The announcement Wednesday by the Beijing Municipal Environmental Protection Bureau followed a 2013 plan that ordered the city to reduce the yearly average concentration of particulate matter to less than 60 micrograms. According to the bureau, the capital succeeded by reducing PM2.5 concentrations to 58 micrograms per cubic meter—a reduction of 35.6 percent from 2012.
Reuters reported that the figures provided by the government agency were in line with the news agency’s own estimates.
Despite meeting the target, northern China is still a ways off its official PM2.5 of 35 micrograms per cubic meter and even further off the maximum of 10 micrograms per cubic meter recommended by the World Health Organization.
“Current air pollutant levels remain a lot higher than the national air quality standard, indicating the improvement in air quality will still be a long-term process,” Beijing’s environment agency said.
PM2.5 is particulate matter with a length of 2.5 microns or less. Often a mix of chemicals, the microscopic cocktail of toxins from power plants, automobiles and other sources of industry harm human lungs and can cause heart problems if they enter the bloodstream.
Brought about in 2013 by public anger over frequently hazardous air pollution levels, the initiative received a late push from the government in October to ensure 2017 targets were met. The push included 27 other northern Chinese cities.
To reduce air pollution, Beijing closed nearly 2000 factories in the cement, foundry and furniture sectors and shut down coal power plants in the past five years.

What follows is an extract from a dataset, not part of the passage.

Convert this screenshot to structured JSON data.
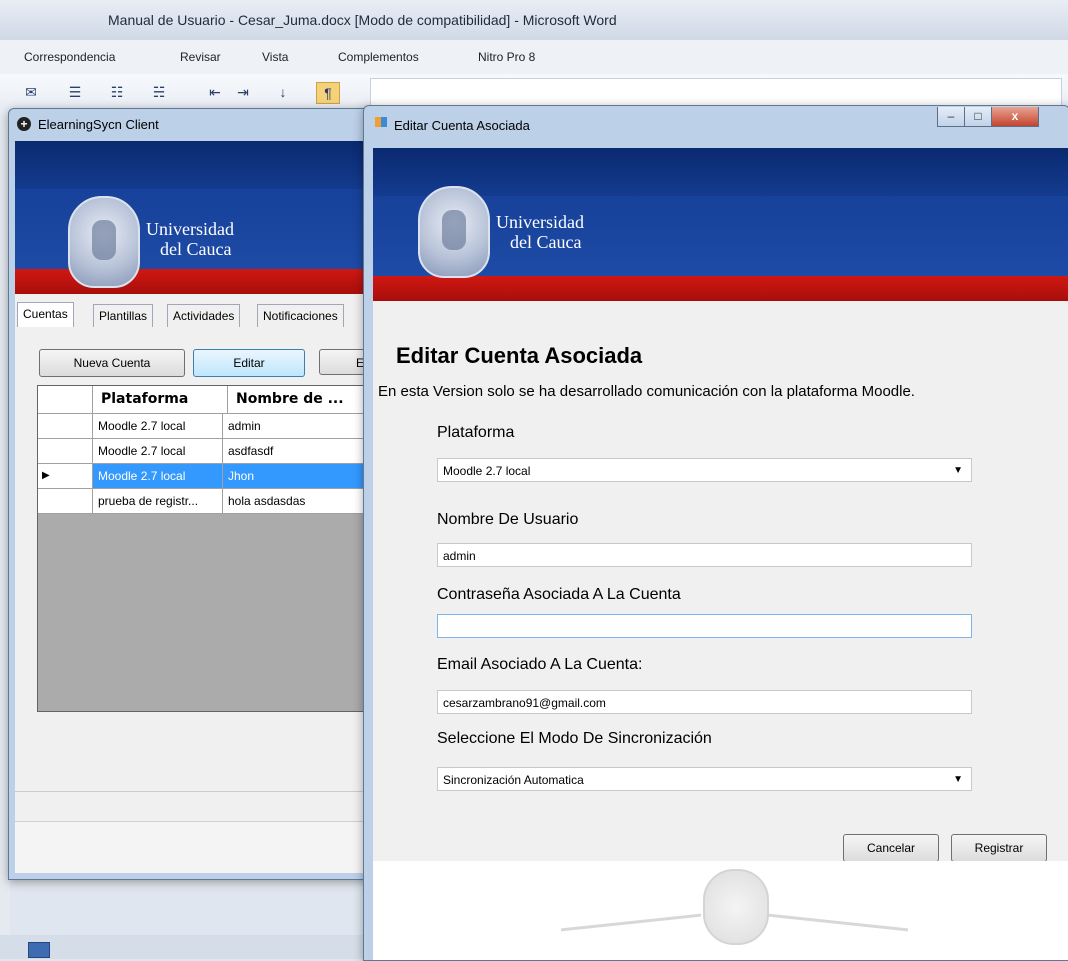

The city also took nearly 2 million high-emission vehicles off the road.
In north China’s drive to switch to residential winter heating systems, it began phasing out coal-powered boilers to switch to gas or electric-powered equipment. It also shut down or curbed production at heavy industrial plants.
The government partly attributed the air quality improvement to drier and windier weather.
Wednesday’s announcement came just two days after China announced it would suspend the production of hundreds of car models to curb air pollution.